- 45 days suspension followed by 1 year of driving with an installed ignition interlock device.
- 45 days suspension followed by 2 years of driving with an installed ignition interlock device.
- 45 days suspension followed by 3 years of driving with an installed ignition interlock device.
Driving with Suspended Driving License in Connecticut
Driving with a suspended driving license is not a wise choice in Connecticut or anywhere else in the US. If you do it during your first suspension, in addition to all other penalties, you’ll face a fine of $150-200 and 3 months in jail.
Aside from that, the court and the DMV may impose much harsher conditions for reinstating your driving license once you pay your dues.
That means that your driving license will be suspended, no matter if you’re charged criminally or not. Upon receiving the notice for suspension, you have 7 days to request a hearing. To do so, you must go in person at the DMV and submit the request. That will delay the driving license suspension, but it doesn’t mean that it will never happen.
How to Reinstate Your Connecticut Driving License
Connecticut DMV requires reinstating your driving license only by mail. You need to send them all the required documents and evidence that you have paid the fee. Do it at least 2 weeks before your eligibility date.

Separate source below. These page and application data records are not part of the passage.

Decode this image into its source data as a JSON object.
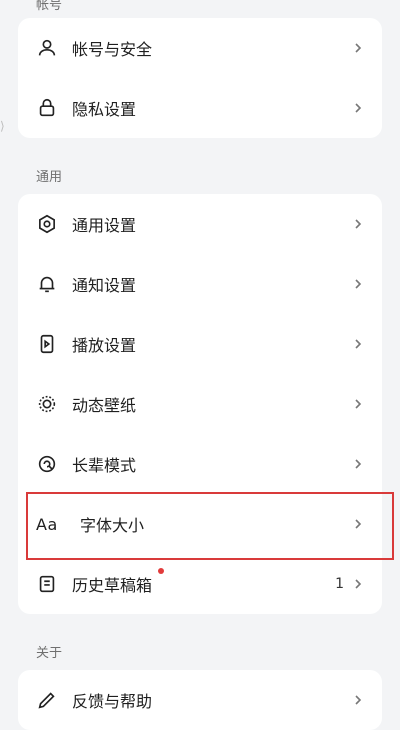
{
  "sections": {
    "account": {
      "title": "帐号",
      "items": [
        {
          "label": "帐号与安全"
        },
        {
          "label": "隐私设置"
        }
      ]
    },
    "general": {
      "title": "通用",
      "items": [
        {
          "label": "通用设置"
        },
        {
          "label": "通知设置"
        },
        {
          "label": "播放设置"
        },
        {
          "label": "动态壁纸"
        },
        {
          "label": "长辈模式"
        },
        {
          "label": "字体大小",
          "icon_text": "Aa"
        },
        {
          "label": "历史草稿箱",
          "count": "1"
        }
      ]
    },
    "about": {
      "title": "关于",
      "items": [
        {
          "label": "反馈与帮助"
        }
      ]
    }
  },
  "colors": {
    "background": "#f3f4f6",
    "card": "#ffffff",
    "highlight_border": "#d93a3a",
    "notification_dot": "#e23b3b"
  }
}
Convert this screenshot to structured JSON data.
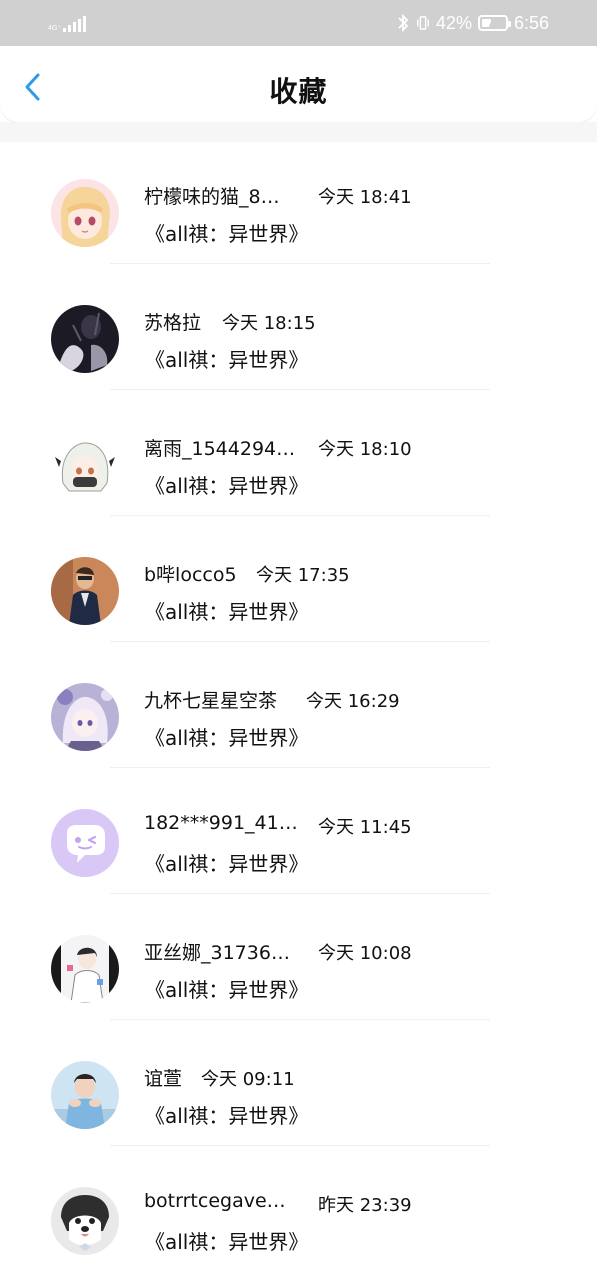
{
  "status_bar": {
    "network": "4G⁺",
    "battery": "42%",
    "battery_level": 0.42,
    "time": "6:56"
  },
  "header": {
    "title": "收藏",
    "back_icon": "chevron-left-icon"
  },
  "items": [
    {
      "name": "柠檬味的猫_8…",
      "time": "今天 18:41",
      "title": "《all祺：异世界》",
      "avatar_icon": "anime-girl-avatar-icon"
    },
    {
      "name": "苏格拉",
      "time": "今天 18:15",
      "title": "《all祺：异世界》",
      "avatar_icon": "dark-photo-avatar-icon"
    },
    {
      "name": "离雨_1544294…",
      "time": "今天 18:10",
      "title": "《all祺：异世界》",
      "avatar_icon": "white-hair-avatar-icon"
    },
    {
      "name": "b哔locco5",
      "time": "今天 17:35",
      "title": "《all祺：异世界》",
      "avatar_icon": "man-photo-avatar-icon"
    },
    {
      "name": "九杯七星星空茶",
      "time": "今天 16:29",
      "title": "《all祺：异世界》",
      "avatar_icon": "anime-avatar-icon"
    },
    {
      "name": "182***991_41…",
      "time": "今天 11:45",
      "title": "《all祺：异世界》",
      "avatar_icon": "default-chat-avatar-icon"
    },
    {
      "name": "亚丝娜_31736…",
      "time": "今天 10:08",
      "title": "《all祺：异世界》",
      "avatar_icon": "sketch-avatar-icon"
    },
    {
      "name": "谊萱",
      "time": "今天 09:11",
      "title": "《all祺：异世界》",
      "avatar_icon": "boy-photo-avatar-icon"
    },
    {
      "name": "botrrtcegave…",
      "time": "昨天 23:39",
      "title": "《all祺：异世界》",
      "avatar_icon": "dog-avatar-icon"
    }
  ]
}
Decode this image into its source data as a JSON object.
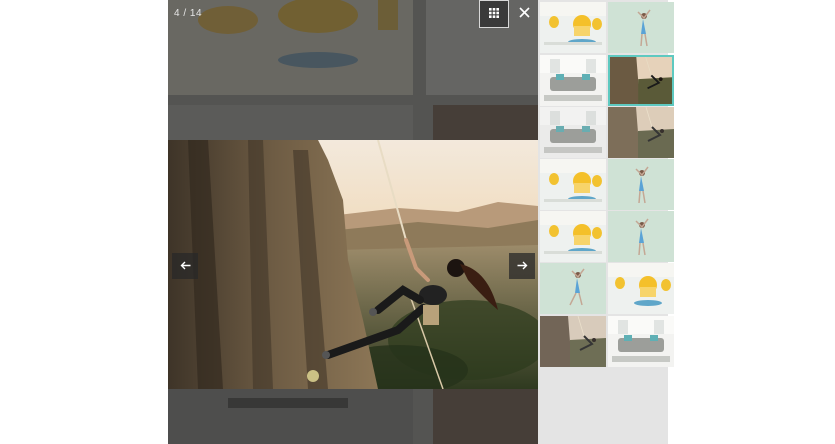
{
  "viewer": {
    "counter": "4 / 14",
    "icons": {
      "grid": "grid-icon",
      "close": "close-icon",
      "prev": "arrow-left-icon",
      "next": "arrow-right-icon"
    },
    "colors": {
      "accent": "#5ec9c0",
      "overlay": "#3a3a3a"
    }
  },
  "thumbnails": [
    {
      "kind": "fruit-glasses"
    },
    {
      "kind": "woman-wall"
    },
    {
      "kind": "sofa-room"
    },
    {
      "kind": "climber",
      "active": true
    },
    {
      "kind": "sofa-room"
    },
    {
      "kind": "climber"
    },
    {
      "kind": "fruit-glasses"
    },
    {
      "kind": "woman-wall"
    },
    {
      "kind": "fruit-glasses"
    },
    {
      "kind": "woman-wall"
    },
    {
      "kind": "woman-wall"
    },
    {
      "kind": "fruit-glasses"
    },
    {
      "kind": "climber"
    },
    {
      "kind": "sofa-room"
    }
  ]
}
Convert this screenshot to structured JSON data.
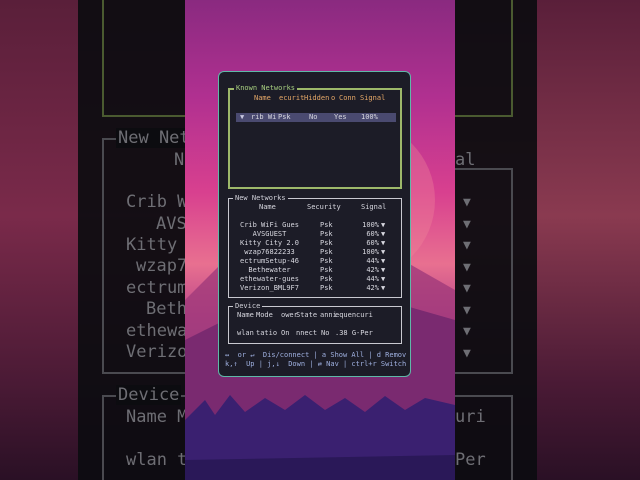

The documents that you need to send as well as your date of eligibility are stated in the suspension notice. In most cases, the necessary documents include evidence for SR22 insurance, evidence that you have served your sentence and completed any assessment and treatment programs.
Top 20 Cities for DUI Arrests in Connecticut
- New Haven
- New Britain
- West Haven
- New London